Oatmeal Brown Sugar Crisps

February 16, 2012
1 Ratings
Photo by amysarah
  • Makes about 30 cookies
Author Notes

Near my elementary school, there was a tiny shop named The Women’s Exchange, where church-y ladies sold handcrafted doodads and homemade treats. We often stopped in for their cookies – the best were called, in characteristic no-nonsense fashion, Cereal Cookies. Years later I tried to replicate them, never quite getting it right. Eventually I came up with a pretty good facsimile of my childhood favorite, or more importantly, my memory of it.

Delicate, crunchy, buttery and caramel-y, they're more like a confection than a traditional thick & chewy oatmeal cookie. They're my son's favorite too, so around the holidays I usually make a few batches on demand. —amysarah

What You'll Need
  • 1/2 cup unsalted butter at room temp.
  • 1/4 cup white sugar
  • 1/2 cup light brown sugar
  • 2 teaspoons vanilla extract
  • 1/4 teaspoon salt (slightly heaping)
  • 5 tablespoons flour (1/4 cup + 1 tablespoon)
  • 1 1/2 cups old-fashioned (not instant) oatmeal
  • Optional: 1/3-1/2 cup toasted chopped walnuts or chopped semi-sweet chocolate (or mini-chips); or 3-4 Tablespoons dried currants; or any combo thereof.*
  1. Beat butter and sugar together. Next, beat in vanilla, salt and flour. Mix in oats until evenly incorporated, then any optional ingredients you're using.
  2. Refrigerate dough (covered) for at least an hour - I’ve often left it overnight. Take out of fridge a little while before next step, to make it a bit easier to handle.
  3. Preheat oven to 375 degrees. Roll balls from scant tablespoons of dough. Space them about 3” apart on a parchment lined pan. Flatten each ball to about ¼” thick – I use the bottom of a small glass.
  4. Bake for 10-12 minutes, turning pan midway, until cookies' edges are brown and centers are slightly bubbly. Remove pan from oven - If any have spread together, separate with a knife or spatula edge while still very soft.
  5. Let sit 2-3 minutes to firm up a bit before removing with a spatula to a cooling rack. Cool before eating. Stores well in an airtight container.
  6. * Personally, I like these best 'as are,' but if you’re inclined to dress them up, any of the optional additions work well too, just don’t overdo the fixing/cookie ratio.*

See what other Food52ers are saying.

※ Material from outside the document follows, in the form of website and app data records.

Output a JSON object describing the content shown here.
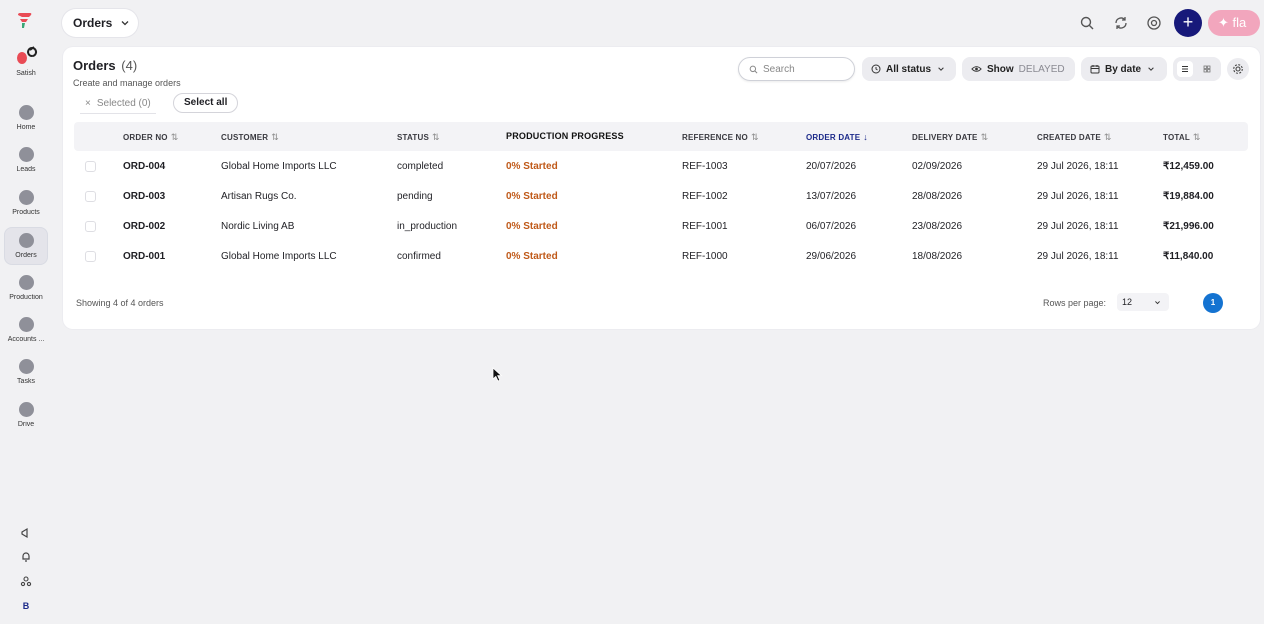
{
  "sidebar": {
    "user_name": "Satish",
    "items": [
      {
        "label": "Home",
        "icon": "home-icon"
      },
      {
        "label": "Leads",
        "icon": "leads-icon"
      },
      {
        "label": "Products",
        "icon": "products-icon"
      },
      {
        "label": "Orders",
        "icon": "orders-icon",
        "active": true
      },
      {
        "label": "Production",
        "icon": "production-icon"
      },
      {
        "label": "Accounts ...",
        "icon": "accounts-icon"
      },
      {
        "label": "Tasks",
        "icon": "tasks-icon"
      },
      {
        "label": "Drive",
        "icon": "drive-icon"
      }
    ],
    "bottom_badge": "B"
  },
  "topbar": {
    "section_label": "Orders",
    "fla_label": "✦ fla",
    "plus_label": "+"
  },
  "header": {
    "title": "Orders",
    "count": "(4)",
    "subtitle": "Create and manage orders"
  },
  "toolbar": {
    "search_placeholder": "Search",
    "status_filter": "All status",
    "show_label": "Show",
    "show_value": "DELAYED",
    "sort_label": "By date"
  },
  "selection": {
    "selected_label": "Selected (0)",
    "select_all_label": "Select all"
  },
  "table": {
    "columns": [
      "ORDER NO",
      "CUSTOMER",
      "STATUS",
      "PRODUCTION PROGRESS",
      "REFERENCE NO",
      "ORDER DATE",
      "DELIVERY DATE",
      "CREATED DATE",
      "TOTAL"
    ],
    "sorted_column": "ORDER DATE",
    "rows": [
      {
        "order_no": "ORD-004",
        "customer": "Global Home Imports LLC",
        "status": "completed",
        "progress": "0% Started",
        "ref": "REF-1003",
        "order_date": "20/07/2026",
        "delivery_date": "02/09/2026",
        "created": "29 Jul 2026, 18:11",
        "total": "₹12,459.00"
      },
      {
        "order_no": "ORD-003",
        "customer": "Artisan Rugs Co.",
        "status": "pending",
        "progress": "0% Started",
        "ref": "REF-1002",
        "order_date": "13/07/2026",
        "delivery_date": "28/08/2026",
        "created": "29 Jul 2026, 18:11",
        "total": "₹19,884.00"
      },
      {
        "order_no": "ORD-002",
        "customer": "Nordic Living AB",
        "status": "in_production",
        "progress": "0% Started",
        "ref": "REF-1001",
        "order_date": "06/07/2026",
        "delivery_date": "23/08/2026",
        "created": "29 Jul 2026, 18:11",
        "total": "₹21,996.00"
      },
      {
        "order_no": "ORD-001",
        "customer": "Global Home Imports LLC",
        "status": "confirmed",
        "progress": "0% Started",
        "ref": "REF-1000",
        "order_date": "29/06/2026",
        "delivery_date": "18/08/2026",
        "created": "29 Jul 2026, 18:11",
        "total": "₹11,840.00"
      }
    ]
  },
  "footer": {
    "showing": "Showing 4 of 4 orders",
    "rows_per_page_label": "Rows per page:",
    "rows_per_page_value": "12",
    "current_page": "1"
  },
  "colors": {
    "accent": "#17197a",
    "progress": "#c05a1a",
    "page_active": "#1473d1",
    "fla": "#f2a6bd"
  }
}
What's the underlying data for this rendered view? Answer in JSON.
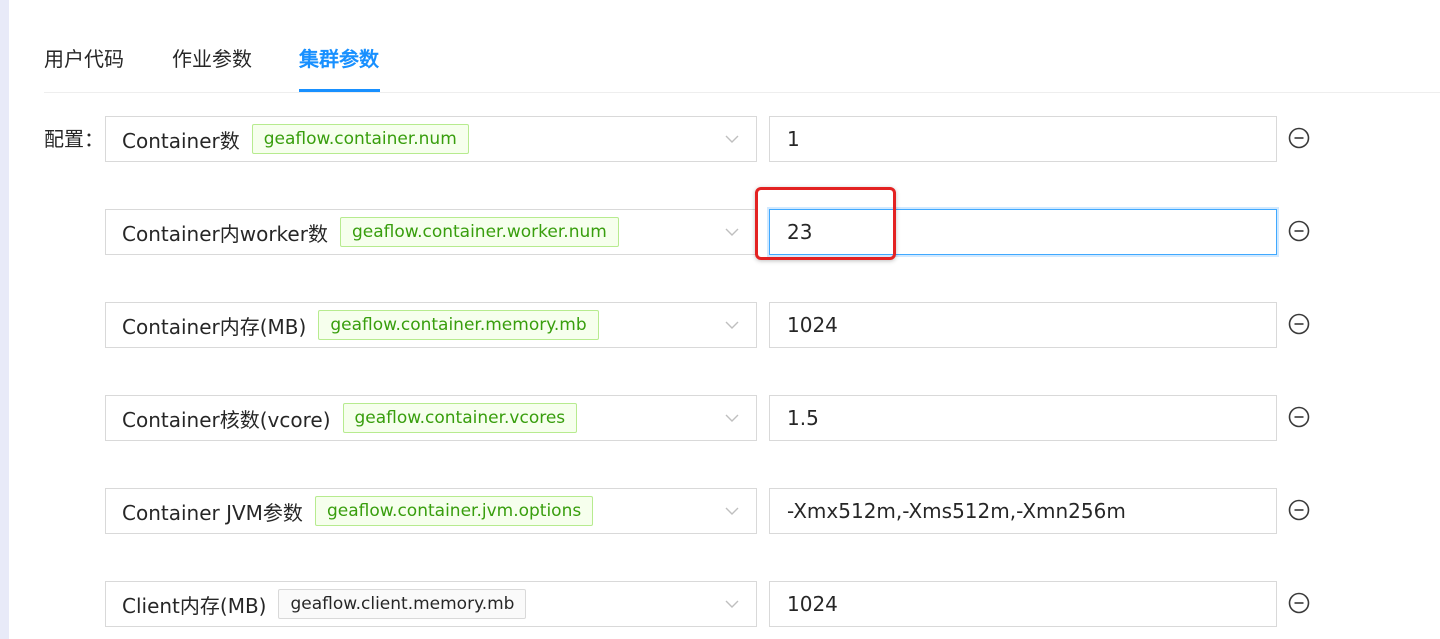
{
  "tabs": [
    {
      "label": "用户代码",
      "active": false
    },
    {
      "label": "作业参数",
      "active": false
    },
    {
      "label": "集群参数",
      "active": true
    }
  ],
  "config_label": "配置：",
  "rows": [
    {
      "label": "Container数",
      "key": "geaflow.container.num",
      "value": "1",
      "tag_color": "green"
    },
    {
      "label": "Container内worker数",
      "key": "geaflow.container.worker.num",
      "value": "23",
      "tag_color": "green",
      "focused": true
    },
    {
      "label": "Container内存(MB)",
      "key": "geaflow.container.memory.mb",
      "value": "1024",
      "tag_color": "green"
    },
    {
      "label": "Container核数(vcore)",
      "key": "geaflow.container.vcores",
      "value": "1.5",
      "tag_color": "green"
    },
    {
      "label": "Container JVM参数",
      "key": "geaflow.container.jvm.options",
      "value": "-Xmx512m,-Xms512m,-Xmn256m",
      "tag_color": "green"
    },
    {
      "label": "Client内存(MB)",
      "key": "geaflow.client.memory.mb",
      "value": "1024",
      "tag_color": "default"
    }
  ],
  "icons": {
    "select_arrow": "chevron-down-icon",
    "remove": "minus-circle-icon"
  },
  "colors": {
    "accent": "#1890ff",
    "tag_green_text": "#389e0d",
    "tag_green_border": "#b7eb8f",
    "tag_green_bg": "#f6ffed",
    "annotation": "#e32222"
  }
}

  • Elena Sullivan
    Elena Sullivan
  • Keyko Davidson
    Keyko Davidson
  • sexyLAMBCHOPx
  • amysarah

8 Reviews

Elena S. December 9, 2018
Did you go to the Women's Exchange in Chestnut Hill, PA?
My grandmother made these 25+ years ago for that shop (in addition to other treats and oven-ready dinners). She passed away one year ago (at 99) and I came across this recipe just now when trying to Google her "oatmeal lace" cookies. A long shot, but maybe your favorite was my grandmom's own...
Keyko D. October 2, 2016
Do you think I could replace the brown and white sugar with date paste?
amysarah October 3, 2016
Sorry, I really don't know - have never used date paste. But I can tell you that all brown sugar (instead of part white) doesn't work as well - too much moisture, makes them spread even more than you want. I'd guess this would be an even greater issue with something relatively wet, like date paste. Good luck!
Keyko D. October 3, 2016
I will have to try them as is! They sound so good... thanks for the response!
sexyLAMBCHOPx February 23, 2016
Looks delicious!
amysarah February 24, 2016
Thanks - hope you enjoy them!
bebe L. March 26, 2014
these are fantastic!!!!!
amysarah March 26, 2014
So glad you liked them! I've made this recipe countless times, and it has great sentimental value too.